> [What you will do]
Down to the last line, set down the material below exactly, excluding pictures.

(Source material)

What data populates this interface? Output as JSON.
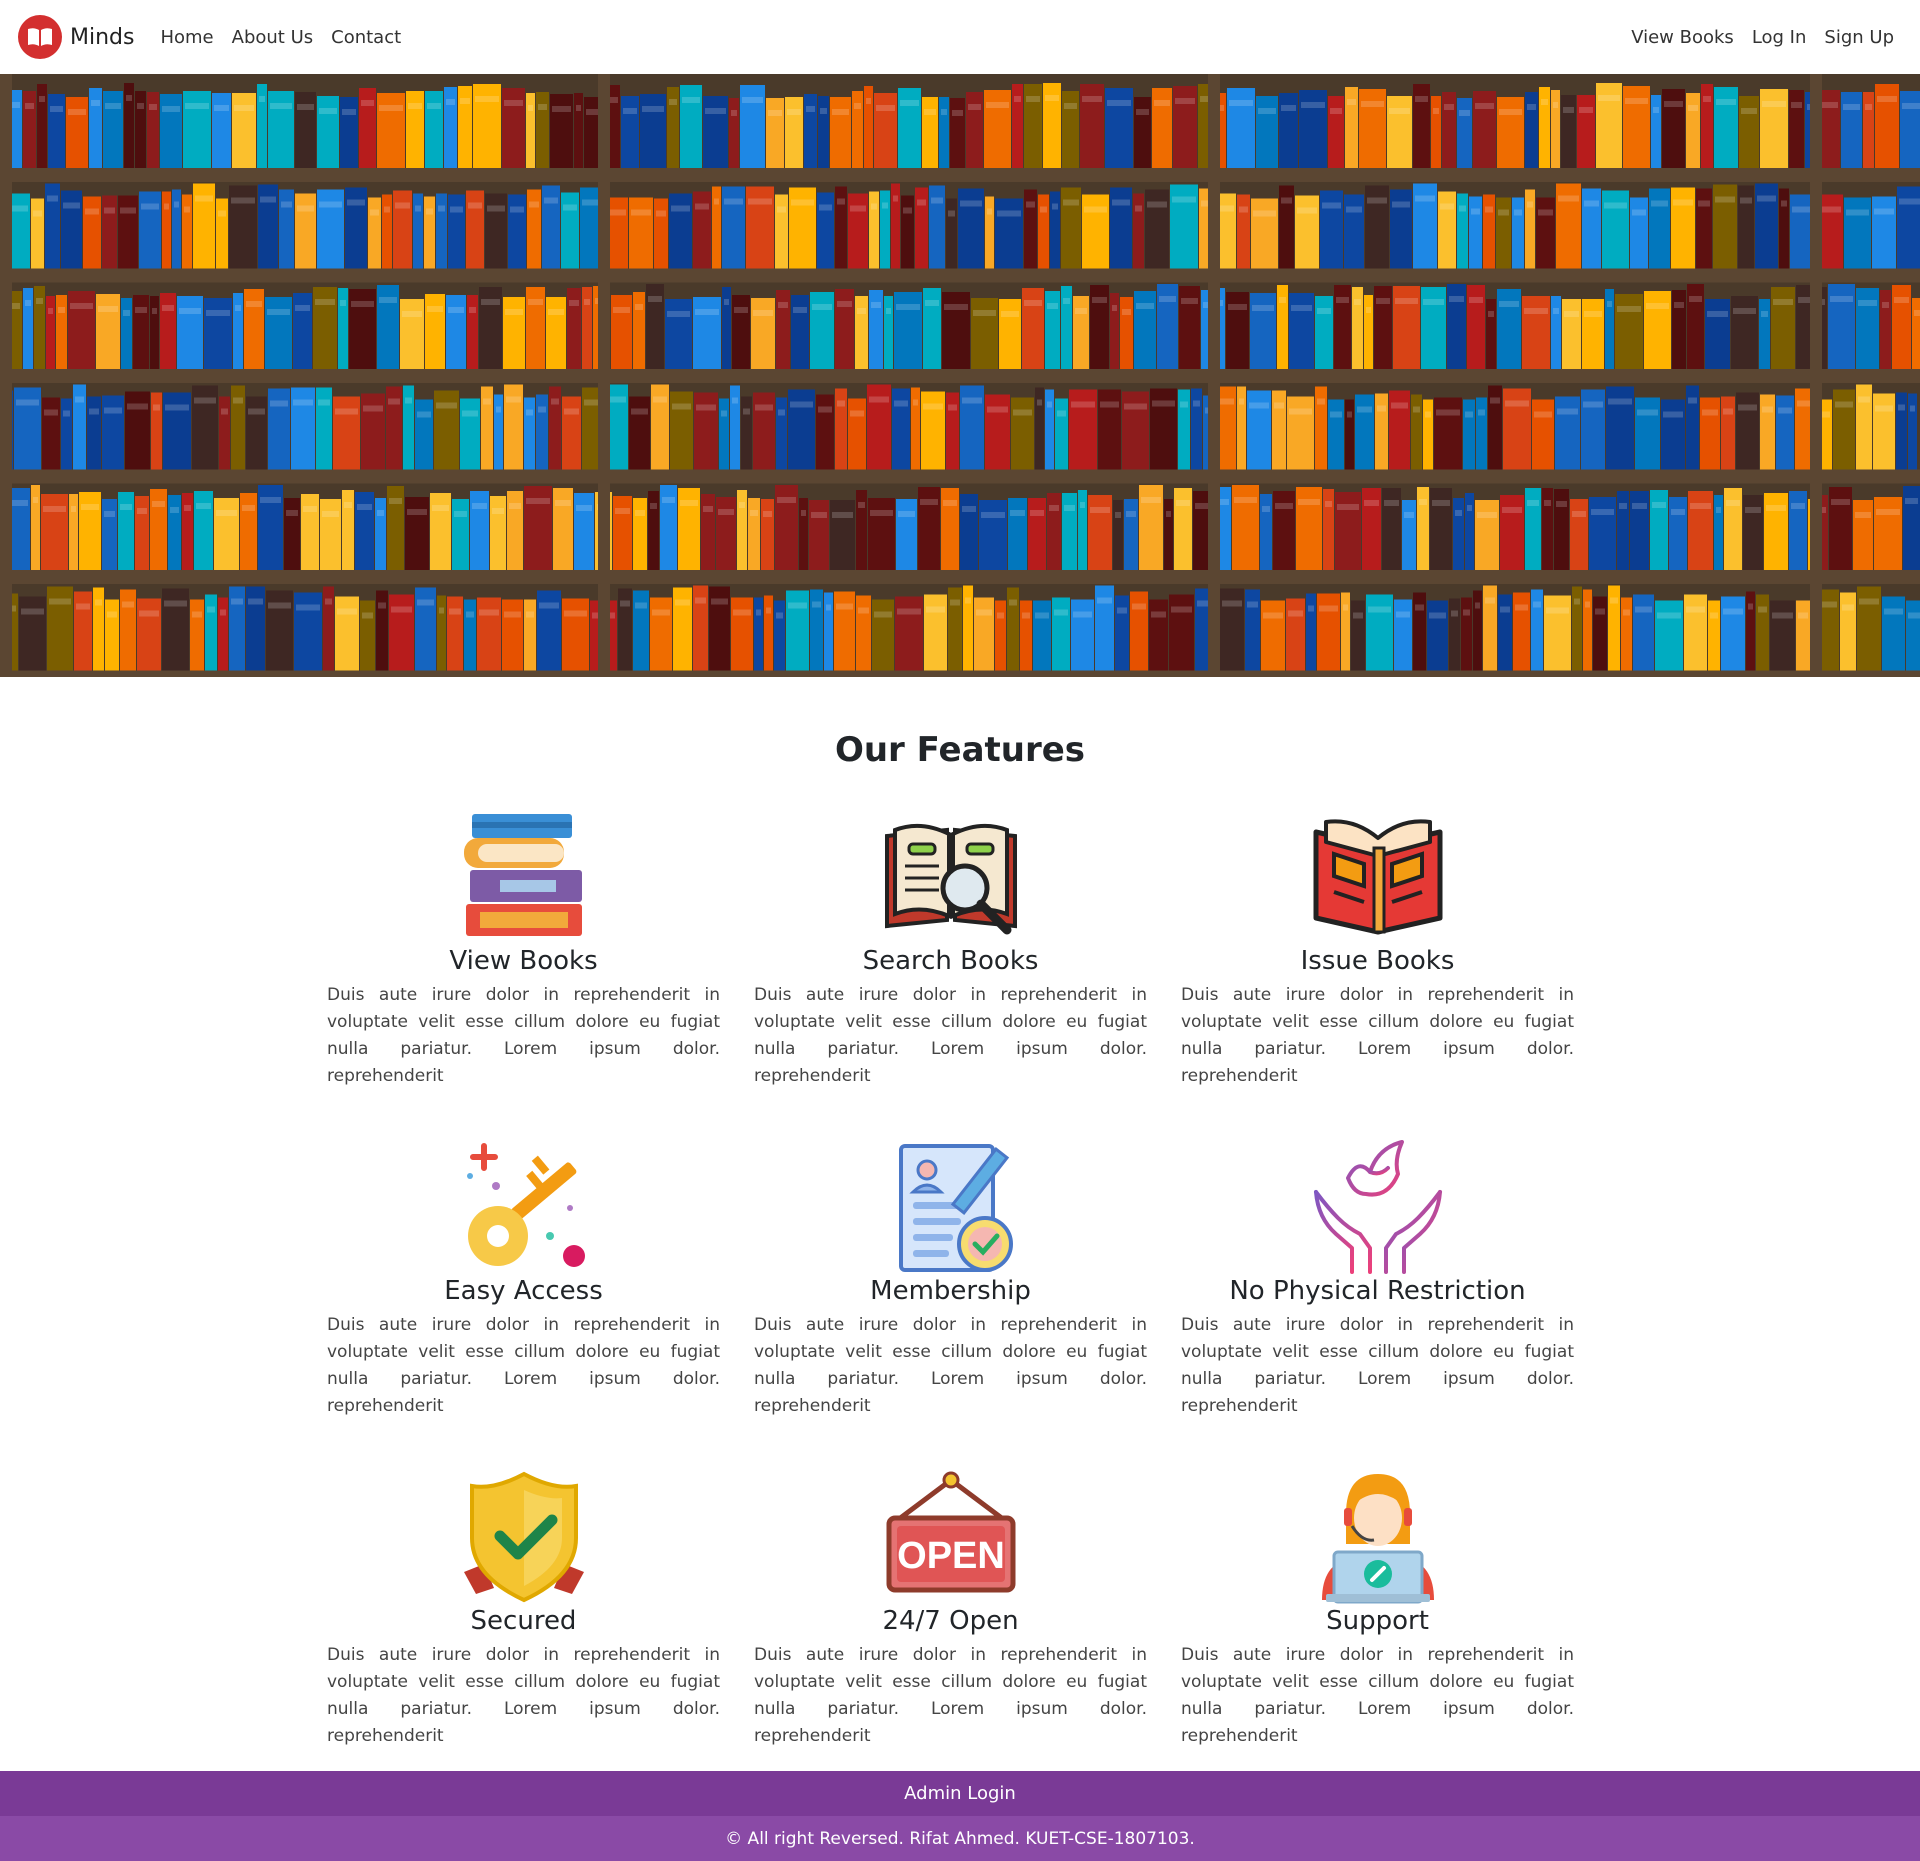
{
  "navbar": {
    "brand": "Minds",
    "left_links": [
      "Home",
      "About Us",
      "Contact"
    ],
    "right_links": [
      "View Books",
      "Log In",
      "Sign Up"
    ]
  },
  "hero": {
    "image": "bookshelf-image"
  },
  "features": {
    "title": "Our Features",
    "items": [
      {
        "icon": "books-stack-icon",
        "title": "View Books",
        "text": "Duis aute irure dolor in reprehenderit in voluptate velit esse cillum dolore eu fugiat nulla pariatur. Lorem ipsum dolor. reprehenderit"
      },
      {
        "icon": "book-magnifier-icon",
        "title": "Search Books",
        "text": "Duis aute irure dolor in reprehenderit in voluptate velit esse cillum dolore eu fugiat nulla pariatur. Lorem ipsum dolor. reprehenderit"
      },
      {
        "icon": "open-book-icon",
        "title": "Issue Books",
        "text": "Duis aute irure dolor in reprehenderit in voluptate velit esse cillum dolore eu fugiat nulla pariatur. Lorem ipsum dolor. reprehenderit"
      },
      {
        "icon": "key-icon",
        "title": "Easy Access",
        "text": "Duis aute irure dolor in reprehenderit in voluptate velit esse cillum dolore eu fugiat nulla pariatur. Lorem ipsum dolor. reprehenderit"
      },
      {
        "icon": "membership-document-icon",
        "title": "Membership",
        "text": "Duis aute irure dolor in reprehenderit in voluptate velit esse cillum dolore eu fugiat nulla pariatur. Lorem ipsum dolor. reprehenderit"
      },
      {
        "icon": "dove-hands-icon",
        "title": "No Physical Restriction",
        "text": "Duis aute irure dolor in reprehenderit in voluptate velit esse cillum dolore eu fugiat nulla pariatur. Lorem ipsum dolor. reprehenderit"
      },
      {
        "icon": "shield-check-icon",
        "title": "Secured",
        "text": "Duis aute irure dolor in reprehenderit in voluptate velit esse cillum dolore eu fugiat nulla pariatur. Lorem ipsum dolor. reprehenderit"
      },
      {
        "icon": "open-sign-icon",
        "icon_text": "OPEN",
        "title": "24/7 Open",
        "text": "Duis aute irure dolor in reprehenderit in voluptate velit esse cillum dolore eu fugiat nulla pariatur. Lorem ipsum dolor. reprehenderit"
      },
      {
        "icon": "support-agent-icon",
        "title": "Support",
        "text": "Duis aute irure dolor in reprehenderit in voluptate velit esse cillum dolore eu fugiat nulla pariatur. Lorem ipsum dolor. reprehenderit"
      }
    ]
  },
  "footer": {
    "admin_link": "Admin Login",
    "copyright": "© All right Reversed. Rifat Ahmed. KUET-CSE-1807103."
  },
  "colors": {
    "brand_red": "#d32f2f",
    "footer_purple": "#7a3a96",
    "footer_purple_light": "#8a4aa6"
  }
}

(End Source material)

> [Answer to this problem]
What data populates this interface? Output as JSON.
{
  "navbar": {
    "brand": "Minds",
    "left_links": [
      "Home",
      "About Us",
      "Contact"
    ],
    "right_links": [
      "View Books",
      "Log In",
      "Sign Up"
    ]
  },
  "hero": {
    "image": "bookshelf-image"
  },
  "features": {
    "title": "Our Features",
    "items": [
      {
        "icon": "books-stack-icon",
        "title": "View Books",
        "text": "Duis aute irure dolor in reprehenderit in voluptate velit esse cillum dolore eu fugiat nulla pariatur. Lorem ipsum dolor. reprehenderit"
      },
      {
        "icon": "book-magnifier-icon",
        "title": "Search Books",
        "text": "Duis aute irure dolor in reprehenderit in voluptate velit esse cillum dolore eu fugiat nulla pariatur. Lorem ipsum dolor. reprehenderit"
      },
      {
        "icon": "open-book-icon",
        "title": "Issue Books",
        "text": "Duis aute irure dolor in reprehenderit in voluptate velit esse cillum dolore eu fugiat nulla pariatur. Lorem ipsum dolor. reprehenderit"
      },
      {
        "icon": "key-icon",
        "title": "Easy Access",
        "text": "Duis aute irure dolor in reprehenderit in voluptate velit esse cillum dolore eu fugiat nulla pariatur. Lorem ipsum dolor. reprehenderit"
      },
      {
        "icon": "membership-document-icon",
        "title": "Membership",
        "text": "Duis aute irure dolor in reprehenderit in voluptate velit esse cillum dolore eu fugiat nulla pariatur. Lorem ipsum dolor. reprehenderit"
      },
      {
        "icon": "dove-hands-icon",
        "title": "No Physical Restriction",
        "text": "Duis aute irure dolor in reprehenderit in voluptate velit esse cillum dolore eu fugiat nulla pariatur. Lorem ipsum dolor. reprehenderit"
      },
      {
        "icon": "shield-check-icon",
        "title": "Secured",
        "text": "Duis aute irure dolor in reprehenderit in voluptate velit esse cillum dolore eu fugiat nulla pariatur. Lorem ipsum dolor. reprehenderit"
      },
      {
        "icon": "open-sign-icon",
        "icon_text": "OPEN",
        "title": "24/7 Open",
        "text": "Duis aute irure dolor in reprehenderit in voluptate velit esse cillum dolore eu fugiat nulla pariatur. Lorem ipsum dolor. reprehenderit"
      },
      {
        "icon": "support-agent-icon",
        "title": "Support",
        "text": "Duis aute irure dolor in reprehenderit in voluptate velit esse cillum dolore eu fugiat nulla pariatur. Lorem ipsum dolor. reprehenderit"
      }
    ]
  },
  "footer": {
    "admin_link": "Admin Login",
    "copyright": "© All right Reversed. Rifat Ahmed. KUET-CSE-1807103."
  },
  "colors": {
    "brand_red": "#d32f2f",
    "footer_purple": "#7a3a96",
    "footer_purple_light": "#8a4aa6"
  }
}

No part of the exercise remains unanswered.